April 30, 2012
By Angelina Esparza, MPH, RN
I frequently ask myself: "How can we reach the American Cancer Society goal of saving 1,000 lives per day, when so many people suffer and die from cancer due to disparities in health care?"
Cancer health disparities are complex and caused by persistent societal problems that result in greater suffering and more people dying from cancer.
We know issues of health equity are particularly pronounced among racial and ethnic populations, such as Latinos, African Americans, Asian Pacific Islanders, and Native Americans. Though April is recognized as National Minority Health Month, and the third week in April is National Minority Cancer Awareness Week, our efforts to end health disparities and save more lives are happening year-round. More...
April 26, 2012
By Colleen Doyle, MS, RD
In my work at the American Cancer Society, when I talk with people who've been diagnosed with cancer, they tend to ask me 3 things: what can I do to reduce the chance that my cancer will come back? What can I do to help me not develop some other kind of cancer? How can I help my family members reduce their own risk for developing cancer?
For many years, answering questions 2 and 3 was a cinch.
We've known for years that for people who don't smoke, the most important ways to reduce their risk of cancer are to strive to be at a healthy weight, live a physically active lifestyle, eat a diet made up mostly of fruits, vegetables and whole grains, and watch how much alcohol is consumed (if any, at all). As a matter of fact, a recent study published by ACS researchers showed that non-smokers who most closely followed those recommendations had a significantly lower risk of premature death from cancer, cardiovascular disease, and all causes when compared to people who followed the guidelines least closely.
So giving advice about how to reduce their risk of developing another type of cancer and providing information to pass on to their own family members was pretty easy, because that data has been around for many years.
Answers about how to reduce the risk of recurrence were not as clear. But they've recently gotten clearer. More...
April 18, 2012
By James C. Salwitz, MD
What does personal medicine mean to you? A doctor who greets with your name and a smile? Caregivers who listen? Physicians who know all about your case and every treatment you have received? We all want doctors who truly understand us. In the near future, this personal understanding will go deeper than ever before.

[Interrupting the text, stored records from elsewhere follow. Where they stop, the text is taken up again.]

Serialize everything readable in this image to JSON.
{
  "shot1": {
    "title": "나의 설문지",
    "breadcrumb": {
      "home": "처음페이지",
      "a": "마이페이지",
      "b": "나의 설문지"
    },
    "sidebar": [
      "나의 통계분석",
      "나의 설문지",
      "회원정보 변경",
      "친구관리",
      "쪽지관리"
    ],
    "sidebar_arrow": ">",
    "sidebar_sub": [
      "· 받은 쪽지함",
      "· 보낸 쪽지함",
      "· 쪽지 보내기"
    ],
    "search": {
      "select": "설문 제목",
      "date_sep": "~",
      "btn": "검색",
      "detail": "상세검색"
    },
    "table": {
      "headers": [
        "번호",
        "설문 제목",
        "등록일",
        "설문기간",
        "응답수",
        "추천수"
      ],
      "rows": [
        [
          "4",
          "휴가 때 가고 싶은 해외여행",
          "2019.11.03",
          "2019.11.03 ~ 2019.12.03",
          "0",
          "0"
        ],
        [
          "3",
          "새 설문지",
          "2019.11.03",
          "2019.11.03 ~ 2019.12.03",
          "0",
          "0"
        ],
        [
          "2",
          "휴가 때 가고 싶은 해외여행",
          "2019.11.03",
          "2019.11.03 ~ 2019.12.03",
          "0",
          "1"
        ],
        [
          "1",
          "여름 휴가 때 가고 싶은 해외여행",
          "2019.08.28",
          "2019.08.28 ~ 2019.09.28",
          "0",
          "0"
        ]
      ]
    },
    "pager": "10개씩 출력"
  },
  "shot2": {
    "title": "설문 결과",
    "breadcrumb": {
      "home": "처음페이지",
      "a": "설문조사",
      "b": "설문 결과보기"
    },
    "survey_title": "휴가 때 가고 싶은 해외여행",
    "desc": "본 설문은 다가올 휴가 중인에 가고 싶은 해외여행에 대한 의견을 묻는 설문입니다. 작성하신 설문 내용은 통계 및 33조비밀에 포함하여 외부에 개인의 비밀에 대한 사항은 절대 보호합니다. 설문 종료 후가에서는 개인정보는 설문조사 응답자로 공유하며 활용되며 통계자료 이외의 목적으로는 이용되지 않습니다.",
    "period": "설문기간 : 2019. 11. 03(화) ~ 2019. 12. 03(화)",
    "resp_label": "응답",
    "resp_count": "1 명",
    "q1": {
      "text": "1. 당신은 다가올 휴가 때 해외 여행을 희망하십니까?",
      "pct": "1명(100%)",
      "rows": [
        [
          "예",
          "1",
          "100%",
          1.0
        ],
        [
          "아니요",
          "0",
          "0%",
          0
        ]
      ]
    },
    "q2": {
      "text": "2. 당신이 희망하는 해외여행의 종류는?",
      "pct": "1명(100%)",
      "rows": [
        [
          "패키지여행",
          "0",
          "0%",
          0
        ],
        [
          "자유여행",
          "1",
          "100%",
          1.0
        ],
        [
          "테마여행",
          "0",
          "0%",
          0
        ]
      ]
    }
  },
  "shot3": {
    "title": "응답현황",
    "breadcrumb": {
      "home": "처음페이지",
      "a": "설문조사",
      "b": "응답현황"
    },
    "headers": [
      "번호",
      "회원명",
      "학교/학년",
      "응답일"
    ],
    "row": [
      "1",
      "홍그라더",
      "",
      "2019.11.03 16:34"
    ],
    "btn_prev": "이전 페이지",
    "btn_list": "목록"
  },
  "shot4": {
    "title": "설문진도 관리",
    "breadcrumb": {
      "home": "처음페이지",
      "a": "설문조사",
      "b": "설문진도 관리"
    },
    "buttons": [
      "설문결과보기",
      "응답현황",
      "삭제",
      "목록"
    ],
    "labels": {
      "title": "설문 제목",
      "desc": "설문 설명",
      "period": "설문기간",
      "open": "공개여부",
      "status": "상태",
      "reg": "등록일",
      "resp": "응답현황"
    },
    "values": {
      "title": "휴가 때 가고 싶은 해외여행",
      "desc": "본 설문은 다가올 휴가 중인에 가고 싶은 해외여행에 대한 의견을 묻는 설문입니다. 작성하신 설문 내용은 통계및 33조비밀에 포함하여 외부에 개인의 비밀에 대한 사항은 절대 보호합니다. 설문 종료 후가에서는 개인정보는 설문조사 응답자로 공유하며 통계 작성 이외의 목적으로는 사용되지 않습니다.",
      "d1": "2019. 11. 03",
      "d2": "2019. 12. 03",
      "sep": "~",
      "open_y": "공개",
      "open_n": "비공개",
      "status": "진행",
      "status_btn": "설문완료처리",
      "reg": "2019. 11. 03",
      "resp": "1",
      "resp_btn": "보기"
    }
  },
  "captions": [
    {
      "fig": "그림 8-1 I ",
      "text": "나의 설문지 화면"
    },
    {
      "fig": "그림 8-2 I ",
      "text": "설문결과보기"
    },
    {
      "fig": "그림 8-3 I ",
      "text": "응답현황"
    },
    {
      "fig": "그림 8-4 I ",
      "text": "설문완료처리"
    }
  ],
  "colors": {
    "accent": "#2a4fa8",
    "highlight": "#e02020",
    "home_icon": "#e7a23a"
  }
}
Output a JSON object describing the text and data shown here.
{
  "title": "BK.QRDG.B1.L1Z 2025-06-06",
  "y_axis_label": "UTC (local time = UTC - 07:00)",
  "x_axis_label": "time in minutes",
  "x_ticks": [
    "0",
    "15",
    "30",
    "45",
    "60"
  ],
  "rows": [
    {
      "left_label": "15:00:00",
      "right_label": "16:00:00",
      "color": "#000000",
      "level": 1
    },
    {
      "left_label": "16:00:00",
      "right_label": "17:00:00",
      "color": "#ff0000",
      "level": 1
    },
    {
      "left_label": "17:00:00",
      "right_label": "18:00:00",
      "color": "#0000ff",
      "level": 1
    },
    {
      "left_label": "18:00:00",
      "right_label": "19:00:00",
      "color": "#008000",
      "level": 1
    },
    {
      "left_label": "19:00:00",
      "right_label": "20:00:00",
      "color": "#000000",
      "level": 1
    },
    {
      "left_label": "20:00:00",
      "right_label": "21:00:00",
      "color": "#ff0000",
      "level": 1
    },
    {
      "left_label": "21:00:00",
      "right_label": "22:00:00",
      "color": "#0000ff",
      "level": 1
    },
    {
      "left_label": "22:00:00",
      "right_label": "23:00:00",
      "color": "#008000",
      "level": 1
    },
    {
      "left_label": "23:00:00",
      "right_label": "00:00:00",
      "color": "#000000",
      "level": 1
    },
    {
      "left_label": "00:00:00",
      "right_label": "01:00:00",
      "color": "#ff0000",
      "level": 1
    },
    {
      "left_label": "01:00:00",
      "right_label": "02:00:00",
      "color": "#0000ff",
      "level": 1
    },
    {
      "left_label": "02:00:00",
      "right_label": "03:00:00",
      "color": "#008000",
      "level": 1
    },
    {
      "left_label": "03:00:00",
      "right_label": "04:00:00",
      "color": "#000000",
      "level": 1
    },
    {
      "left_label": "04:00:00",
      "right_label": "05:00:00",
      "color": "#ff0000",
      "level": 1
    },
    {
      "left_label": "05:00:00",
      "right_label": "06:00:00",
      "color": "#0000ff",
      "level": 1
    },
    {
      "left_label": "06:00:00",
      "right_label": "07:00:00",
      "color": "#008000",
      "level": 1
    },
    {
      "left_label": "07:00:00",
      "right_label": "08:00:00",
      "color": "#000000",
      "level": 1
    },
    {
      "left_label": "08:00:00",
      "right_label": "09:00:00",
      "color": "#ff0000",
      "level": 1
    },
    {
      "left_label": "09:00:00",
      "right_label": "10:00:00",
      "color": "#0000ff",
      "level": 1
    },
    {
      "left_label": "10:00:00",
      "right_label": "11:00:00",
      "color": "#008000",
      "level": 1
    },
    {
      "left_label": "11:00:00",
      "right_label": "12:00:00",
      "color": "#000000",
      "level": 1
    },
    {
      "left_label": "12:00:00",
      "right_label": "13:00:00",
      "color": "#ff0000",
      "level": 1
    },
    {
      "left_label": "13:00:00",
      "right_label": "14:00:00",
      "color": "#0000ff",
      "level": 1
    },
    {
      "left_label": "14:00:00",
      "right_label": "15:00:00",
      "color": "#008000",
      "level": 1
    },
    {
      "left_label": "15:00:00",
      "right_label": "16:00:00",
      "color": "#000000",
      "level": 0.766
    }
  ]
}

The instructions for life lie in our chromosomes. Everything about the way our bodies are built is coded in our DNA. Every cell, muscle, nerve, and organ is constructed from genetic blueprints. Tall or short, brown eyes or blue, man or woman, it is all in our genes. Genes define much of who we are and what makes us different. We now understand that genes have a lot to say about the diseases from which we suffer.
Some genes make us resistant to illness. We all know families where everyone lives into their 90s. Other genes increase the risk of specific disease. How often have we met siblings with the same illness? DNA codes how our bodies fight disease or heal from injury. Hard wired in our chromosomes are instructions to make drugs work, fail, or produce side effects. The human genetic code is often the key to health and to disease. More...
April 09, 2012
By Terri Ades, DNP, FNP-BC, AOCN
Recently a colleague at work who had just returned from a getting a haircut mentioned to me that his hairdresser, who has lung cancer, was upset because her husband was very worried about her. The hairdresser explained that she had started having some memory problems - couldn't remember what she did yesterday or couldn't remember people's names. And she had started to tell her husband something and stopped in the middle of her story - not remembering what to say next. She too acknowledged being a little concerned and was seeing her doctor in 3 days, but she didn't know how to help her husband until then. I asked if she was receiving chemotherapy and was told yes, so I explained that she might have "chemo brain."
We've known for some time that radiation therapy to the brain can cause problems with thinking and memory. Now, we are learning that chemotherapy is linked to some of the same kinds of problems. Research has shown that some chemotherapy agents can cause certain kinds of changes in the brain. Though the brain usually recovers over time, the sometimes vague yet distressing mental changes cancer patients notice are real, not imagined. These changes can make people unable to go back to their school, work, or social activities, or make it so that it takes a lot of mental effort to do so. These changes affect everyday life for many people receiving cancer treatment. More...